■ Exercise prompt
Set down the records exactly, and omit any image found in them.

■ Provided records
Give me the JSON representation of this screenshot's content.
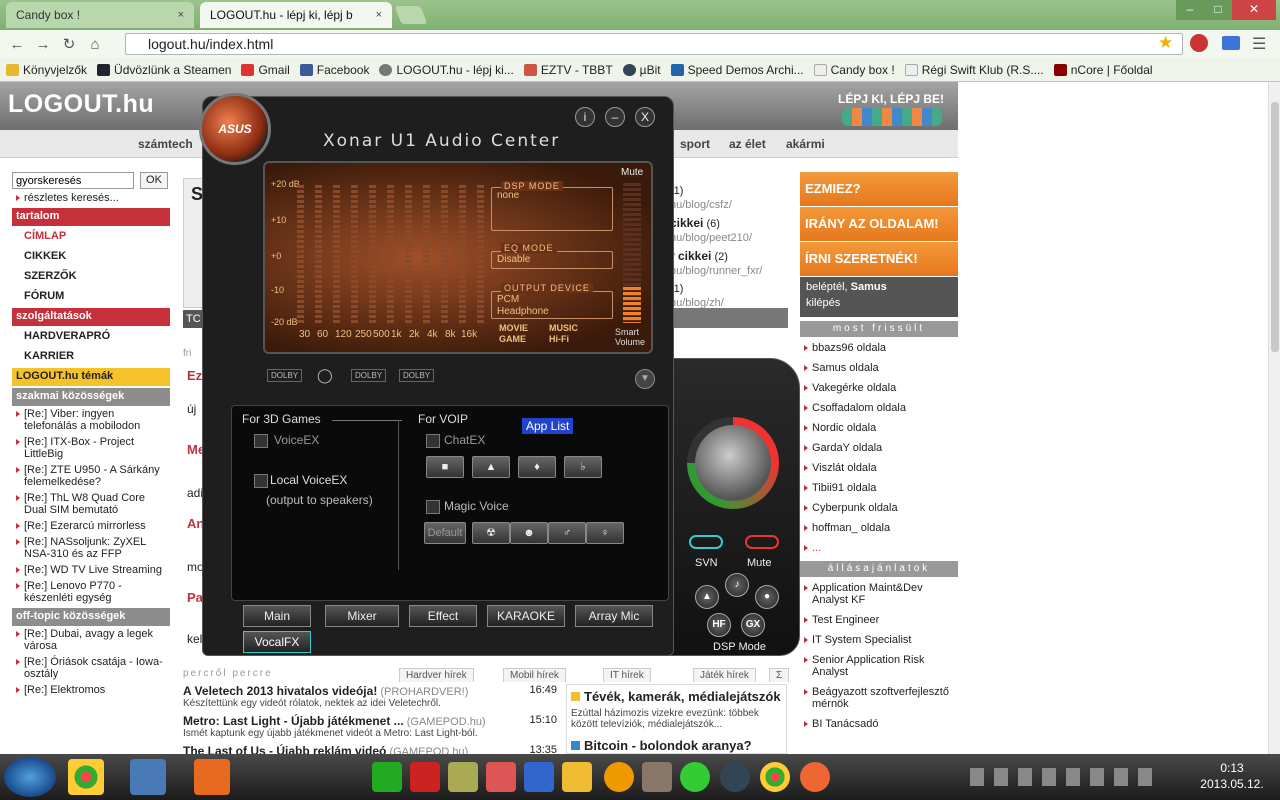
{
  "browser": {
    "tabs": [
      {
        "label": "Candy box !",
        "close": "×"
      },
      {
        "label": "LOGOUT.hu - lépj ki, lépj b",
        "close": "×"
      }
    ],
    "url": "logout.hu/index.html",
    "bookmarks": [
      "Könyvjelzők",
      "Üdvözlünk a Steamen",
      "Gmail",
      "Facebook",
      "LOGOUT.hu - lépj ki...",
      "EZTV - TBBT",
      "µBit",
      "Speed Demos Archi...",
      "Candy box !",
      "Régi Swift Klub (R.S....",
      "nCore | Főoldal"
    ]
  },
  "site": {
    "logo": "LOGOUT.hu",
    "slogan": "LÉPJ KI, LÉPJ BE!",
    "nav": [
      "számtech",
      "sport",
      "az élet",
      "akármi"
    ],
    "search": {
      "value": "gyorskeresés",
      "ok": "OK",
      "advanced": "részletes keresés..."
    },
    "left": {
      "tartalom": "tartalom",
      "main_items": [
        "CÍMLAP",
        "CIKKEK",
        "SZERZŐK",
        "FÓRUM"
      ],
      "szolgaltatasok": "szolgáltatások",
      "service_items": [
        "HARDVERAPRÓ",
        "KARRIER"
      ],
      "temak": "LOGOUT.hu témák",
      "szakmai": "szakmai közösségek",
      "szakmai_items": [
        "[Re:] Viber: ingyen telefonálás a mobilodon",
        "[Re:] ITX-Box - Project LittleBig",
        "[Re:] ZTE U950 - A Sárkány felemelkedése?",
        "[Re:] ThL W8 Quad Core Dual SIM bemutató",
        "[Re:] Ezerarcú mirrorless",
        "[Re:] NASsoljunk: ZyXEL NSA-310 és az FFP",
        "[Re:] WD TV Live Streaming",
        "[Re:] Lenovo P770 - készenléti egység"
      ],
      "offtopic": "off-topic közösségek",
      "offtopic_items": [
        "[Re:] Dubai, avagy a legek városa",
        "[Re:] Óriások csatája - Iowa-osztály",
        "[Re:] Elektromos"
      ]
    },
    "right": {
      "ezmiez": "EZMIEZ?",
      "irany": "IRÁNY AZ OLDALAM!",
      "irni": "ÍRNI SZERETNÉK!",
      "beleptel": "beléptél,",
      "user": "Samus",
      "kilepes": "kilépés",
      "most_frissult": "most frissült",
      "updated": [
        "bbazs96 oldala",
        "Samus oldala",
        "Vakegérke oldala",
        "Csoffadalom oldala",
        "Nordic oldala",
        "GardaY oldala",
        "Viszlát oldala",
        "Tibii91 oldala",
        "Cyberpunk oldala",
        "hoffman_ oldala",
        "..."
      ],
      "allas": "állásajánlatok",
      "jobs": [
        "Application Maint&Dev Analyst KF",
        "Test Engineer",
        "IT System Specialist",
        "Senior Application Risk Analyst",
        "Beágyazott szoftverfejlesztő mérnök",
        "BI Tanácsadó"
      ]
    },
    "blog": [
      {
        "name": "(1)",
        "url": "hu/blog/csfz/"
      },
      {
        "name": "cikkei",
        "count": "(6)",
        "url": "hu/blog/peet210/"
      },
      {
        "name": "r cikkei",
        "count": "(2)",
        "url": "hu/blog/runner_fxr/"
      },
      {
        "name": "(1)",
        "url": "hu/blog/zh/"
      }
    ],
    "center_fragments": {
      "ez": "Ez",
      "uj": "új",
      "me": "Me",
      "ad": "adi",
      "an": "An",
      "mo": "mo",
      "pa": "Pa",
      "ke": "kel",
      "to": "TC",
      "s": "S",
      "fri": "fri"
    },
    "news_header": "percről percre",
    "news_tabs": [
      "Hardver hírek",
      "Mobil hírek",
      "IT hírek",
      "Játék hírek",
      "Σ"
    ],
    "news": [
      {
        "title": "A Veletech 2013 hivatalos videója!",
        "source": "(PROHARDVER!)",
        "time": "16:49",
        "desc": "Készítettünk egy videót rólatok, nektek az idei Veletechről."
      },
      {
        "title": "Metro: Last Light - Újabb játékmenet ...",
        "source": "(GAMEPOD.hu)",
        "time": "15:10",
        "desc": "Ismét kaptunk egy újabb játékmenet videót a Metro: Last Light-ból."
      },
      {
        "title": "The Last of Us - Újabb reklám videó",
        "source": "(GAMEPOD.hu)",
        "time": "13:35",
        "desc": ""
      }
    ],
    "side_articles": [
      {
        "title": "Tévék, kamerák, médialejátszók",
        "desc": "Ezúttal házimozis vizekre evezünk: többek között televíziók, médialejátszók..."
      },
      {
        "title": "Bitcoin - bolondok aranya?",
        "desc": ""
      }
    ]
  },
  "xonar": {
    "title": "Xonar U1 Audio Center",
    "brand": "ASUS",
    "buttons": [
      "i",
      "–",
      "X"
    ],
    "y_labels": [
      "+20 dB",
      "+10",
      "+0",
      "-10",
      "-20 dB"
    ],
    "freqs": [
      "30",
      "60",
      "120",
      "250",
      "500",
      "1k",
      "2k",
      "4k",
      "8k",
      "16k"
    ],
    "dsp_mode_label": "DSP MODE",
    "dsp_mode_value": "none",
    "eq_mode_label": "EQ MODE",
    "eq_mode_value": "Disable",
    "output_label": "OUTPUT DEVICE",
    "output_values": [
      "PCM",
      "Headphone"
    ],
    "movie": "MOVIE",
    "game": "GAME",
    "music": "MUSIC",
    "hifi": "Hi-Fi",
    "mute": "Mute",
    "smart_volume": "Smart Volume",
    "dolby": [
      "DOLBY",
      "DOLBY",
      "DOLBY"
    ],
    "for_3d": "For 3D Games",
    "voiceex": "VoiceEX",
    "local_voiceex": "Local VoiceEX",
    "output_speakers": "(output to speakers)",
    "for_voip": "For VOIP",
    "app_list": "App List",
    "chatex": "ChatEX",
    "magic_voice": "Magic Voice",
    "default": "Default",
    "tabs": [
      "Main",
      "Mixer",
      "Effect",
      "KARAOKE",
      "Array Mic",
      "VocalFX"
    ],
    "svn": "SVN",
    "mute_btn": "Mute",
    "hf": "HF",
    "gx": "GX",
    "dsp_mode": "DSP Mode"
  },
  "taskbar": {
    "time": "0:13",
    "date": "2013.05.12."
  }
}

■ Result for this exercise
Give me the JSON representation of this screenshot's content.
{
  "browser": {
    "tabs": [
      {
        "label": "Candy box !",
        "close": "×"
      },
      {
        "label": "LOGOUT.hu - lépj ki, lépj b",
        "close": "×"
      }
    ],
    "url": "logout.hu/index.html",
    "bookmarks": [
      "Könyvjelzők",
      "Üdvözlünk a Steamen",
      "Gmail",
      "Facebook",
      "LOGOUT.hu - lépj ki...",
      "EZTV - TBBT",
      "µBit",
      "Speed Demos Archi...",
      "Candy box !",
      "Régi Swift Klub (R.S....",
      "nCore | Főoldal"
    ]
  },
  "site": {
    "logo": "LOGOUT.hu",
    "slogan": "LÉPJ KI, LÉPJ BE!",
    "nav": [
      "számtech",
      "sport",
      "az élet",
      "akármi"
    ],
    "search": {
      "value": "gyorskeresés",
      "ok": "OK",
      "advanced": "részletes keresés..."
    },
    "left": {
      "tartalom": "tartalom",
      "main_items": [
        "CÍMLAP",
        "CIKKEK",
        "SZERZŐK",
        "FÓRUM"
      ],
      "szolgaltatasok": "szolgáltatások",
      "service_items": [
        "HARDVERAPRÓ",
        "KARRIER"
      ],
      "temak": "LOGOUT.hu témák",
      "szakmai": "szakmai közösségek",
      "szakmai_items": [
        "[Re:] Viber: ingyen telefonálás a mobilodon",
        "[Re:] ITX-Box - Project LittleBig",
        "[Re:] ZTE U950 - A Sárkány felemelkedése?",
        "[Re:] ThL W8 Quad Core Dual SIM bemutató",
        "[Re:] Ezerarcú mirrorless",
        "[Re:] NASsoljunk: ZyXEL NSA-310 és az FFP",
        "[Re:] WD TV Live Streaming",
        "[Re:] Lenovo P770 - készenléti egység"
      ],
      "offtopic": "off-topic közösségek",
      "offtopic_items": [
        "[Re:] Dubai, avagy a legek városa",
        "[Re:] Óriások csatája - Iowa-osztály",
        "[Re:] Elektromos"
      ]
    },
    "right": {
      "ezmiez": "EZMIEZ?",
      "irany": "IRÁNY AZ OLDALAM!",
      "irni": "ÍRNI SZERETNÉK!",
      "beleptel": "beléptél,",
      "user": "Samus",
      "kilepes": "kilépés",
      "most_frissult": "most frissült",
      "updated": [
        "bbazs96 oldala",
        "Samus oldala",
        "Vakegérke oldala",
        "Csoffadalom oldala",
        "Nordic oldala",
        "GardaY oldala",
        "Viszlát oldala",
        "Tibii91 oldala",
        "Cyberpunk oldala",
        "hoffman_ oldala",
        "..."
      ],
      "allas": "állásajánlatok",
      "jobs": [
        "Application Maint&Dev Analyst KF",
        "Test Engineer",
        "IT System Specialist",
        "Senior Application Risk Analyst",
        "Beágyazott szoftverfejlesztő mérnök",
        "BI Tanácsadó"
      ]
    },
    "blog": [
      {
        "name": "(1)",
        "url": "hu/blog/csfz/"
      },
      {
        "name": "cikkei",
        "count": "(6)",
        "url": "hu/blog/peet210/"
      },
      {
        "name": "r cikkei",
        "count": "(2)",
        "url": "hu/blog/runner_fxr/"
      },
      {
        "name": "(1)",
        "url": "hu/blog/zh/"
      }
    ],
    "center_fragments": {
      "ez": "Ez",
      "uj": "új",
      "me": "Me",
      "ad": "adi",
      "an": "An",
      "mo": "mo",
      "pa": "Pa",
      "ke": "kel",
      "to": "TC",
      "s": "S",
      "fri": "fri"
    },
    "news_header": "percről percre",
    "news_tabs": [
      "Hardver hírek",
      "Mobil hírek",
      "IT hírek",
      "Játék hírek",
      "Σ"
    ],
    "news": [
      {
        "title": "A Veletech 2013 hivatalos videója!",
        "source": "(PROHARDVER!)",
        "time": "16:49",
        "desc": "Készítettünk egy videót rólatok, nektek az idei Veletechről."
      },
      {
        "title": "Metro: Last Light - Újabb játékmenet ...",
        "source": "(GAMEPOD.hu)",
        "time": "15:10",
        "desc": "Ismét kaptunk egy újabb játékmenet videót a Metro: Last Light-ból."
      },
      {
        "title": "The Last of Us - Újabb reklám videó",
        "source": "(GAMEPOD.hu)",
        "time": "13:35",
        "desc": ""
      }
    ],
    "side_articles": [
      {
        "title": "Tévék, kamerák, médialejátszók",
        "desc": "Ezúttal házimozis vizekre evezünk: többek között televíziók, médialejátszók..."
      },
      {
        "title": "Bitcoin - bolondok aranya?",
        "desc": ""
      }
    ]
  },
  "xonar": {
    "title": "Xonar U1 Audio Center",
    "brand": "ASUS",
    "buttons": [
      "i",
      "–",
      "X"
    ],
    "y_labels": [
      "+20 dB",
      "+10",
      "+0",
      "-10",
      "-20 dB"
    ],
    "freqs": [
      "30",
      "60",
      "120",
      "250",
      "500",
      "1k",
      "2k",
      "4k",
      "8k",
      "16k"
    ],
    "dsp_mode_label": "DSP MODE",
    "dsp_mode_value": "none",
    "eq_mode_label": "EQ MODE",
    "eq_mode_value": "Disable",
    "output_label": "OUTPUT DEVICE",
    "output_values": [
      "PCM",
      "Headphone"
    ],
    "movie": "MOVIE",
    "game": "GAME",
    "music": "MUSIC",
    "hifi": "Hi-Fi",
    "mute": "Mute",
    "smart_volume": "Smart Volume",
    "dolby": [
      "DOLBY",
      "DOLBY",
      "DOLBY"
    ],
    "for_3d": "For 3D Games",
    "voiceex": "VoiceEX",
    "local_voiceex": "Local VoiceEX",
    "output_speakers": "(output to speakers)",
    "for_voip": "For VOIP",
    "app_list": "App List",
    "chatex": "ChatEX",
    "magic_voice": "Magic Voice",
    "default": "Default",
    "tabs": [
      "Main",
      "Mixer",
      "Effect",
      "KARAOKE",
      "Array Mic",
      "VocalFX"
    ],
    "svn": "SVN",
    "mute_btn": "Mute",
    "hf": "HF",
    "gx": "GX",
    "dsp_mode": "DSP Mode"
  },
  "taskbar": {
    "time": "0:13",
    "date": "2013.05.12."
  }
}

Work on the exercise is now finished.